[Page and application data records]
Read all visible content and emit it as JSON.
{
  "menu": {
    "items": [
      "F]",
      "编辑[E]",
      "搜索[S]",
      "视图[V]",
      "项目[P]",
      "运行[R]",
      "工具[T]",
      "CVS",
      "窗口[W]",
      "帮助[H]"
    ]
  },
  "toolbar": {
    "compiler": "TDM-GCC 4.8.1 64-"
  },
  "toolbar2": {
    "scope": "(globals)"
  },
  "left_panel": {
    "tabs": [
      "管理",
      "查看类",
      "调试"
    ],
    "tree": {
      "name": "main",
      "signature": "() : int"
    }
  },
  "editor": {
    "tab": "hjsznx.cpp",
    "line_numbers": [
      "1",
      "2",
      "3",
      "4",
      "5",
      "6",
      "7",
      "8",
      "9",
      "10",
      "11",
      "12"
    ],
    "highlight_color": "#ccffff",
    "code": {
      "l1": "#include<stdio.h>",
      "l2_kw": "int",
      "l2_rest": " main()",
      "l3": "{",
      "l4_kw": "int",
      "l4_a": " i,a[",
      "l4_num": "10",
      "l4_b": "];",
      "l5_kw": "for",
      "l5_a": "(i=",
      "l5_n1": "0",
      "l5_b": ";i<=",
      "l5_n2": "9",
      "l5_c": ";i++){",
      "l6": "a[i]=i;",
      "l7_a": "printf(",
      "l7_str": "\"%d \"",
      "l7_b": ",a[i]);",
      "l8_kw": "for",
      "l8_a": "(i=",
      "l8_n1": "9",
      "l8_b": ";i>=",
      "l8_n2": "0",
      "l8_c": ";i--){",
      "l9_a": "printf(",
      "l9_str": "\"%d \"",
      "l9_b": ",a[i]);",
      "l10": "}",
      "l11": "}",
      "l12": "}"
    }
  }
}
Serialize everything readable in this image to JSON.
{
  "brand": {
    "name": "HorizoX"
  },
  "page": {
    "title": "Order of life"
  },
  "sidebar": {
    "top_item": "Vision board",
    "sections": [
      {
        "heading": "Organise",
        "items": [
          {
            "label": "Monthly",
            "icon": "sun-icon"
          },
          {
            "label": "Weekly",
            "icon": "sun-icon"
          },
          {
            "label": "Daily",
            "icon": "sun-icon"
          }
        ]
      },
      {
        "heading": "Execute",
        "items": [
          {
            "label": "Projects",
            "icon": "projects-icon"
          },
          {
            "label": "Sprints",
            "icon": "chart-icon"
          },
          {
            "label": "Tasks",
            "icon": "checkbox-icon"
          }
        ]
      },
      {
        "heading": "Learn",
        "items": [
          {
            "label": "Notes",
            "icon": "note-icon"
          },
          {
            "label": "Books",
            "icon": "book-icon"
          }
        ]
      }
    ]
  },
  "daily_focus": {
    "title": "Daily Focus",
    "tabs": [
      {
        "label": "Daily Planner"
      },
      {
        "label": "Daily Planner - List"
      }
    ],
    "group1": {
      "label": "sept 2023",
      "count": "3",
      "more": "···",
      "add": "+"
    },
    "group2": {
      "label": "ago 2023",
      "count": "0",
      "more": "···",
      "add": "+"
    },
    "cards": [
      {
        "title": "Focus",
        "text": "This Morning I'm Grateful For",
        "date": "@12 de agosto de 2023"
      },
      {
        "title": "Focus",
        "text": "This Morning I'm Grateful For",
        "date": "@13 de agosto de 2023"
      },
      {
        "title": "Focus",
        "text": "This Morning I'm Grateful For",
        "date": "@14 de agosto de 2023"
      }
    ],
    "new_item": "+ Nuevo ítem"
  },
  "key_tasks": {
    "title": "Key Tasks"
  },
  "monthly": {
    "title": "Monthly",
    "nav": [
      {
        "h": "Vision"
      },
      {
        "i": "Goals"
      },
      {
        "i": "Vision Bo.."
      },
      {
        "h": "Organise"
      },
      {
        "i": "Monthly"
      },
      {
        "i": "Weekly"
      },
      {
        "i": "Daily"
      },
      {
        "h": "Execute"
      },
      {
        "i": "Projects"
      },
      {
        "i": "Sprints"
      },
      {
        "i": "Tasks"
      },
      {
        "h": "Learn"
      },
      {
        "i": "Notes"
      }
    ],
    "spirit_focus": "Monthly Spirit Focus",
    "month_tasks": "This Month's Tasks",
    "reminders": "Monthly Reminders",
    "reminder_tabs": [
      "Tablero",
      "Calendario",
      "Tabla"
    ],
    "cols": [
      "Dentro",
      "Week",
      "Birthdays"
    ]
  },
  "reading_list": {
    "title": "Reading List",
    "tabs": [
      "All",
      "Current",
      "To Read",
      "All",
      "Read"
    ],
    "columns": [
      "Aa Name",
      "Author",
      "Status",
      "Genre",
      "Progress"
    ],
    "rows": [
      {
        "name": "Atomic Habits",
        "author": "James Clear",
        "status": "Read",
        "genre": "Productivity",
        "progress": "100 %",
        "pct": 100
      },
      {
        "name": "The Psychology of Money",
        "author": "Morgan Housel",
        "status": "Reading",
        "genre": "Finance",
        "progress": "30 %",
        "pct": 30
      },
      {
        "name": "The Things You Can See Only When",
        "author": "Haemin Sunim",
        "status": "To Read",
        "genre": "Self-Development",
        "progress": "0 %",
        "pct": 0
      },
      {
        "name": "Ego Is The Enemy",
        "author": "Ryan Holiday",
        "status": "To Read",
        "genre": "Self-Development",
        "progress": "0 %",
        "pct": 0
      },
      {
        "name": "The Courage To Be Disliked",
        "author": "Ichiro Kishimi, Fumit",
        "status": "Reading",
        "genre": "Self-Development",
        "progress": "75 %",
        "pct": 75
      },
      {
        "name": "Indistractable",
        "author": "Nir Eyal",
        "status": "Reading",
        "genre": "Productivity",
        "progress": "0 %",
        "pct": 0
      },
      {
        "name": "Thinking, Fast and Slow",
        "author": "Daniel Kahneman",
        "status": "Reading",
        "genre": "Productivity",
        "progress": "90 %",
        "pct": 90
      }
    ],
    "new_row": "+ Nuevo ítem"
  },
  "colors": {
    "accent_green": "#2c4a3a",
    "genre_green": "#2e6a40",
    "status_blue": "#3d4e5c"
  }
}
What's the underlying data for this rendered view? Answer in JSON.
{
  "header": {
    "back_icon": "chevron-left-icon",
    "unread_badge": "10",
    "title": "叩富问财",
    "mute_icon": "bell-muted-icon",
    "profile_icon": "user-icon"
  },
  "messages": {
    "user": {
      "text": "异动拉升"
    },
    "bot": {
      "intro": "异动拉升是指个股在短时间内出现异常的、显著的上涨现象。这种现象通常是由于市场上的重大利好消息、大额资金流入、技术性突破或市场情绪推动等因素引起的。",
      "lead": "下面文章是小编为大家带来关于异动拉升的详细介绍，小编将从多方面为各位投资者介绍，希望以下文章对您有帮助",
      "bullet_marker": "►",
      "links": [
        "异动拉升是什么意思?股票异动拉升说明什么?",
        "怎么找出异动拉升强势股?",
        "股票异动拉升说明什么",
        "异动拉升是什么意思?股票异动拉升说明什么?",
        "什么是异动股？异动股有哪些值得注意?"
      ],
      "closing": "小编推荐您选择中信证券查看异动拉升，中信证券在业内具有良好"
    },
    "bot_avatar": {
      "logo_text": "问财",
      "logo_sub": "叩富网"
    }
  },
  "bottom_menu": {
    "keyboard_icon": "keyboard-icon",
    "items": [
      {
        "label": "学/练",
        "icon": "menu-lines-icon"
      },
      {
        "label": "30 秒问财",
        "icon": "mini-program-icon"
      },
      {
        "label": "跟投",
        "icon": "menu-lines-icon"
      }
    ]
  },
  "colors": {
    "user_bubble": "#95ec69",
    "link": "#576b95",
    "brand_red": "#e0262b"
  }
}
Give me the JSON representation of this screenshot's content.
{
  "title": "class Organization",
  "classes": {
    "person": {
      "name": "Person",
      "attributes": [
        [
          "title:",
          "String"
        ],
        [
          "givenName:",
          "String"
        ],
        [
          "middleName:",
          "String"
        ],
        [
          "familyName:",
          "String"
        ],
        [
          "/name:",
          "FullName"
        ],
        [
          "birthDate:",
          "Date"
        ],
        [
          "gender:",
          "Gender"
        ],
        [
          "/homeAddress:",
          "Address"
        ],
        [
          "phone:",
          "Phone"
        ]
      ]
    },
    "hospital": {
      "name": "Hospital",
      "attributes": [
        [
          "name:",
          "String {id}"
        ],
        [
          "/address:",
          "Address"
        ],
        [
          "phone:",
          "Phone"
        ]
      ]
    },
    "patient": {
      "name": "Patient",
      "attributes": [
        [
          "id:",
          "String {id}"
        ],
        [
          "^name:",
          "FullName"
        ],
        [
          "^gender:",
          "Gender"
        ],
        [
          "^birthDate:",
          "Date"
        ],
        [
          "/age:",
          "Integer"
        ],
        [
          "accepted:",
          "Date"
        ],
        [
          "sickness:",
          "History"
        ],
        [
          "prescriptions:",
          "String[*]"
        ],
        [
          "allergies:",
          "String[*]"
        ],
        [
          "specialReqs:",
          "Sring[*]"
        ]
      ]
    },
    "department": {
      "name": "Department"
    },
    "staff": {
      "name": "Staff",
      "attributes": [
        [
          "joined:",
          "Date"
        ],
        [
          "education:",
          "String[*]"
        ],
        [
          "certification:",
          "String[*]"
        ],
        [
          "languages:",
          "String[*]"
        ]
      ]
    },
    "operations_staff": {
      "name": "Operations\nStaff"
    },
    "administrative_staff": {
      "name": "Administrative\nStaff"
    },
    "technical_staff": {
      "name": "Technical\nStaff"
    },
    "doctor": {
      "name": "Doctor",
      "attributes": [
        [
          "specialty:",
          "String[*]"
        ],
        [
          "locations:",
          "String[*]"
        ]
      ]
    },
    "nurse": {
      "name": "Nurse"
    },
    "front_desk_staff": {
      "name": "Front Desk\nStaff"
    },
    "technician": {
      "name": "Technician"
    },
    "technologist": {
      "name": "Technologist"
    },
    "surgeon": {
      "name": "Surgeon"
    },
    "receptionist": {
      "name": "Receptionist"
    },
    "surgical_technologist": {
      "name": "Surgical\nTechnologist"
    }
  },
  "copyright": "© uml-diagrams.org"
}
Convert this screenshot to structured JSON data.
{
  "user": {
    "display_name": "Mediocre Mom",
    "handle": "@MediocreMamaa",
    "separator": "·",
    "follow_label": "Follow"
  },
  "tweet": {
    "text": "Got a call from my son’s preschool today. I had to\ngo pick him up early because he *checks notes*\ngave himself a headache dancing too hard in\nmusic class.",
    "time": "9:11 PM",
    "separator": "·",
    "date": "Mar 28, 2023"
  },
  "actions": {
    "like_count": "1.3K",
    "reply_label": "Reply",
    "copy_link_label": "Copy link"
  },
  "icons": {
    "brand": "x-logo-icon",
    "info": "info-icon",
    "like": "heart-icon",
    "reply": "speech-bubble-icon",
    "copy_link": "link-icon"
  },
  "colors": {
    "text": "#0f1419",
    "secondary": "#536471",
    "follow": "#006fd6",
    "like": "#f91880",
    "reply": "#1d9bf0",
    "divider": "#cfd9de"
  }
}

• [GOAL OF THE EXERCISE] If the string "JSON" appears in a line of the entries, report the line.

• [ANSWER SECTION]
Read all visible content and emit it as JSON.
Serialize everything readable in this image to JSON.
What's the underlying data for this rendered view? Answer in JSON.
Give me the JSON representation of this screenshot's content.
Convert this screenshot to structured JSON data.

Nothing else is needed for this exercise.